__EXERCISE DESCRIPTION__
Please copy every line from the following entries in which the word "Shift" appears.
##### TASK DATA
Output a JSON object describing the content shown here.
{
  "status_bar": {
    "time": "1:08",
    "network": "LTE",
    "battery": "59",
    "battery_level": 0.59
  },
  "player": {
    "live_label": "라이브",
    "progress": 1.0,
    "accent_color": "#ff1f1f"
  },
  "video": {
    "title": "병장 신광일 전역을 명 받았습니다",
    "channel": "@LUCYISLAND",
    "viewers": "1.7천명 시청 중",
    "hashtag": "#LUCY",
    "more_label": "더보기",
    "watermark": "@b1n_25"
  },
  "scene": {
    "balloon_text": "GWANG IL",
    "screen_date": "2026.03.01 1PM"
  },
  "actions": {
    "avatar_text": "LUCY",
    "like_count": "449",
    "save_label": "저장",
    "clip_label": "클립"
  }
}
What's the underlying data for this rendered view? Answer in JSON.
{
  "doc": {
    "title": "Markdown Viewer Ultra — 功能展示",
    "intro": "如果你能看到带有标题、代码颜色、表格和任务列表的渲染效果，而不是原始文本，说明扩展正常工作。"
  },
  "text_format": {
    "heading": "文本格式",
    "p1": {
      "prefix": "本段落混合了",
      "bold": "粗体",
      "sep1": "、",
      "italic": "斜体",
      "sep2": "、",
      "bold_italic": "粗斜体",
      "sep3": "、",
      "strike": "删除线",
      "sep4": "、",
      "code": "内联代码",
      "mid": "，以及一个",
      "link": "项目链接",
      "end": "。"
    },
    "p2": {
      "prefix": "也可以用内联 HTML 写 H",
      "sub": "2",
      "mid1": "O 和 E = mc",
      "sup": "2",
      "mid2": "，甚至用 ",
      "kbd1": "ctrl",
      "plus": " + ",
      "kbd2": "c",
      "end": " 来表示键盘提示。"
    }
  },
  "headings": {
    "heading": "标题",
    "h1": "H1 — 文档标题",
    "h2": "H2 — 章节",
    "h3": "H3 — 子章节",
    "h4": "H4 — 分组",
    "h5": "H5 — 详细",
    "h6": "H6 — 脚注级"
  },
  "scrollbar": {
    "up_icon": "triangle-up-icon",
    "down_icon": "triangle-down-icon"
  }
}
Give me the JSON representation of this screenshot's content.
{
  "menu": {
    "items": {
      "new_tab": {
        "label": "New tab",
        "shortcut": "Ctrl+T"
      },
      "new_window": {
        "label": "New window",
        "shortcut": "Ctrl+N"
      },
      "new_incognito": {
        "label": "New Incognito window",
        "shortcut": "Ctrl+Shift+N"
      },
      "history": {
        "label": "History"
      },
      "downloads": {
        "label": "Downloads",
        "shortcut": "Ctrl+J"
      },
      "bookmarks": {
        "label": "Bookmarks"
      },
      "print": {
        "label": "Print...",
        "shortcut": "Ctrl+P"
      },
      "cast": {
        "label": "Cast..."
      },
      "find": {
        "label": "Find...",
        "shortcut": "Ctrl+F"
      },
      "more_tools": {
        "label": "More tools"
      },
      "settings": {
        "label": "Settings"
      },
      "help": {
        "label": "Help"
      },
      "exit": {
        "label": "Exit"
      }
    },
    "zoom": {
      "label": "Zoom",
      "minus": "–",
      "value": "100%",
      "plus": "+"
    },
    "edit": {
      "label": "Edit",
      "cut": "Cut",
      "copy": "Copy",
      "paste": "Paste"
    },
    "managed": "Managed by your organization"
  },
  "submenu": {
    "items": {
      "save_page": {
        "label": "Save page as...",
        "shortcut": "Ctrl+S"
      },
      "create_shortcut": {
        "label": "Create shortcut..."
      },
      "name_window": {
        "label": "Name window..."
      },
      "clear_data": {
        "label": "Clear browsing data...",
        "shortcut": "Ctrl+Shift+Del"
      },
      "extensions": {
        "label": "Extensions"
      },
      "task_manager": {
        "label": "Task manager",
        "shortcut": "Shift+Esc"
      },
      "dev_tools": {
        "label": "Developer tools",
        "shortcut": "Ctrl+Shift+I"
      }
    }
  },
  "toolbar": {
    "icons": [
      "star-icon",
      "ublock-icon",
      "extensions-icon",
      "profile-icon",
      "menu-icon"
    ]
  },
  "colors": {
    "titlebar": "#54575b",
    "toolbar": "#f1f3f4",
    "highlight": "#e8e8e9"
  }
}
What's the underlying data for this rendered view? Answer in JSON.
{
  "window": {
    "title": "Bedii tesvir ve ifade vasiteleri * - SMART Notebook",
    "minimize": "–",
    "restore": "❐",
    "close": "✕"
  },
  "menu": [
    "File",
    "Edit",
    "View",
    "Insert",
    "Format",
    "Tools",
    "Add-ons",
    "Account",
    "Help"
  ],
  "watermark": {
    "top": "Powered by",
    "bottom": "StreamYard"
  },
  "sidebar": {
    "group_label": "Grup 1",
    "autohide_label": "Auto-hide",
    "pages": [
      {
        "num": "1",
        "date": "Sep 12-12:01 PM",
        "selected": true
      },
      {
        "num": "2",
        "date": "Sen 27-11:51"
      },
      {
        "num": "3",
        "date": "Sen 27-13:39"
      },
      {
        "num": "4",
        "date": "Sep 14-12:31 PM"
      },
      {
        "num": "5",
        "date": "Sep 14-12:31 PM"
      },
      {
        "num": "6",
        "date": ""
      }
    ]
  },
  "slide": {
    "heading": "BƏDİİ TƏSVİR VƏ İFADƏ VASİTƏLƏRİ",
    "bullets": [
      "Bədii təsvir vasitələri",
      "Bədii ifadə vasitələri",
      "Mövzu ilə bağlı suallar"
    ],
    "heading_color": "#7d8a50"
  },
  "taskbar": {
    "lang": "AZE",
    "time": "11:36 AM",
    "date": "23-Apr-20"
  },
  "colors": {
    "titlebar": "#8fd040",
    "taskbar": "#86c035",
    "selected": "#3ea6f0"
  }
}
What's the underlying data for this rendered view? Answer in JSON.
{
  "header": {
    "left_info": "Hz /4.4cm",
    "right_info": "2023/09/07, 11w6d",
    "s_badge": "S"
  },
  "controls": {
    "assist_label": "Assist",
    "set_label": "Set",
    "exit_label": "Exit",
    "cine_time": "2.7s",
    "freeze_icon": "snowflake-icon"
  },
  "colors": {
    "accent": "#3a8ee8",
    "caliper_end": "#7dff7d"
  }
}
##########
__OUTPUT FOR THIS TASK__
        "shortcut": "Ctrl+Shift+N"
        "shortcut": "Ctrl+Shift+Del"
        "shortcut": "Shift+Esc"
        "shortcut": "Ctrl+Shift+I"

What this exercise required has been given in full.